__EXERCISE DATA__:
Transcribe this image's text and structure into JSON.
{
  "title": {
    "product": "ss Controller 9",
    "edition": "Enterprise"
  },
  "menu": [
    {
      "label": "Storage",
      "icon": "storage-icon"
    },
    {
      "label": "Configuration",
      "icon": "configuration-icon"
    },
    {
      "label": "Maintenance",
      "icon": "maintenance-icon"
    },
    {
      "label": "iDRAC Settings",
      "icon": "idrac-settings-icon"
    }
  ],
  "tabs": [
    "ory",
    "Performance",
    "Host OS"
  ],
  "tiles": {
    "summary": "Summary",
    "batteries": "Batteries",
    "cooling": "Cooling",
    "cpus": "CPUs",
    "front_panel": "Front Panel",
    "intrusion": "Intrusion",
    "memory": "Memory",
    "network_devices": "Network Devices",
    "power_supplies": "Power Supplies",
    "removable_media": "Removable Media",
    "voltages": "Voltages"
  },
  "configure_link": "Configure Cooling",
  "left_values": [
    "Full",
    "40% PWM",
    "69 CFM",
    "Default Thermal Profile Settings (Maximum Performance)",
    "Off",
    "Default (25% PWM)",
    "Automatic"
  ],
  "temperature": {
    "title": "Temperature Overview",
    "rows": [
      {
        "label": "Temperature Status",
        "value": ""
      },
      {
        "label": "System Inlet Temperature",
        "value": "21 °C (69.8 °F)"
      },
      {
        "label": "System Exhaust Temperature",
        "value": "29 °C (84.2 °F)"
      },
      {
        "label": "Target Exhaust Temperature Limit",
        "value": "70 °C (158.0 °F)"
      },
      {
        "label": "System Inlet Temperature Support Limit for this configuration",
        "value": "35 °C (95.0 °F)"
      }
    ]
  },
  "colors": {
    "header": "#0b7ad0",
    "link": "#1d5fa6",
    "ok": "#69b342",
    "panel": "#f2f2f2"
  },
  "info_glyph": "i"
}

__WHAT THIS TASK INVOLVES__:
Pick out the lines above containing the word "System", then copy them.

__RESULT OF THE TASK__:
        "label": "System Inlet Temperature",
        "label": "System Exhaust Temperature",
        "label": "System Inlet Temperature Support Limit for this configuration",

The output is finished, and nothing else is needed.